There is a warning that Council Tax increases of 16 per cent could be needed next year if central government grants are frozen. The Director of the New Local Government Network, Chris Leslie says the less than two per cent increases for the coming year have been made possible by the ‘generous increase’ in grant which could be the last for five years.
The Chartered Institute of Public Finance has predicted an average tax rise of 1.8 per cent while the Local Government Association is estimating a 1.6 per cent increase. Mr. Leslie said that was due in part to the pre-election period but more likely to be attributable to the 4 per cent rise in grant.
Council Tax raised only about a little more than a quarter of total local authority spending, he said, and the grant was the key determinant of tax increases. “If grant is frozen, or cut as predicted in the years ahead, then councils have little choice but to place this burden disproportionately on the shoulders of the council tax payer,” Mr. Leslie explained.
Labelling the system of local government finance ‘antiquated’, he added: “The ‘gearing ratio’ means that for every pound of grant withheld, council tax needs to rise by four pounds to compensate,” and he continued: “If next year the Treasury decides to freeze central grant to councils, we might be facing council tax increases of 16 per cent in that single year to counteract the loss of revenue, unless councils act decisively to generate further internal efficiencies to compensate”.

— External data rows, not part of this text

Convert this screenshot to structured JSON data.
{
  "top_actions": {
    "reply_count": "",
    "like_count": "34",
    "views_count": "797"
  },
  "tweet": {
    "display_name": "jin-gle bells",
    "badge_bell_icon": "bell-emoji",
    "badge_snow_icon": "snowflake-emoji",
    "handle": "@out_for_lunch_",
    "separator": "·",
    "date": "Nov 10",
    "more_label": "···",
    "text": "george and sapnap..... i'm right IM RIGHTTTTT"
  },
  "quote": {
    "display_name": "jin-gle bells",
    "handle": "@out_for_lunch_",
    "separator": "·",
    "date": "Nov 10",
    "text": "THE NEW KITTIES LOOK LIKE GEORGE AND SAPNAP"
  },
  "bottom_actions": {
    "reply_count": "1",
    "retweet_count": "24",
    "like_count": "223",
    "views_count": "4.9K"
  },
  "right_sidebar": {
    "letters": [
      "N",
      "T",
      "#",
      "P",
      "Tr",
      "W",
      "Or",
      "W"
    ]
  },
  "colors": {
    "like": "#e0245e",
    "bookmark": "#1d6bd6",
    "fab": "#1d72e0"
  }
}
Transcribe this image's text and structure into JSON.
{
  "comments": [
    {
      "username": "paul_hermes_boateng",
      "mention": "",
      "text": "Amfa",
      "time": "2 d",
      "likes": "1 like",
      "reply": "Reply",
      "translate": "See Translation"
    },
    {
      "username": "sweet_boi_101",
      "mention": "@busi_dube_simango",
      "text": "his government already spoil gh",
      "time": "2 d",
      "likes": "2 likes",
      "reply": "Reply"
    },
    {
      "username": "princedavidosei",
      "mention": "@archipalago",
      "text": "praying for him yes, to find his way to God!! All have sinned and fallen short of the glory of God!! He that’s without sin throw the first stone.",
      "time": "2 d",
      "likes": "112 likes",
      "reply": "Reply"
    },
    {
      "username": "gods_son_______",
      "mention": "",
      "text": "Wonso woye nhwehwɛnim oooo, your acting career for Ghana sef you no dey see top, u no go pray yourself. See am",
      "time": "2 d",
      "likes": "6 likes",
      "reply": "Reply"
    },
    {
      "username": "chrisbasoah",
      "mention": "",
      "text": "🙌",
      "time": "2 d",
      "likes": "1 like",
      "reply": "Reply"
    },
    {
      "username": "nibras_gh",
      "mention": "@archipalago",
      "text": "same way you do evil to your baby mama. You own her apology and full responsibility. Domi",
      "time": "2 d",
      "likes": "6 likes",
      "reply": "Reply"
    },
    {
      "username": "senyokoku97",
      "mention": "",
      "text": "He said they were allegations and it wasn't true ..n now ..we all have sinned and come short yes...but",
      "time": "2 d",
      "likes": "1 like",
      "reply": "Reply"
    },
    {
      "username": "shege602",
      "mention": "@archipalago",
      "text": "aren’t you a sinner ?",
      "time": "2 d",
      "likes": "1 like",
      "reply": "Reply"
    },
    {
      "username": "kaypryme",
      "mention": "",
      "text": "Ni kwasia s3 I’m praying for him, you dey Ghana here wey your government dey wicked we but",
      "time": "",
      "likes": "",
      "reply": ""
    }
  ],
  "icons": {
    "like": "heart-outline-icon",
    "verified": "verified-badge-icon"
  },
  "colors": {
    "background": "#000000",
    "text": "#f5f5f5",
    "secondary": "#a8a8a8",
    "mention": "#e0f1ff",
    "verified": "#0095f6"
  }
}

He urged political parties and people in general to recognise that the grant to councils was a key priority in future reviews of spending and that cuts across the board would have serious consequences for tax payers.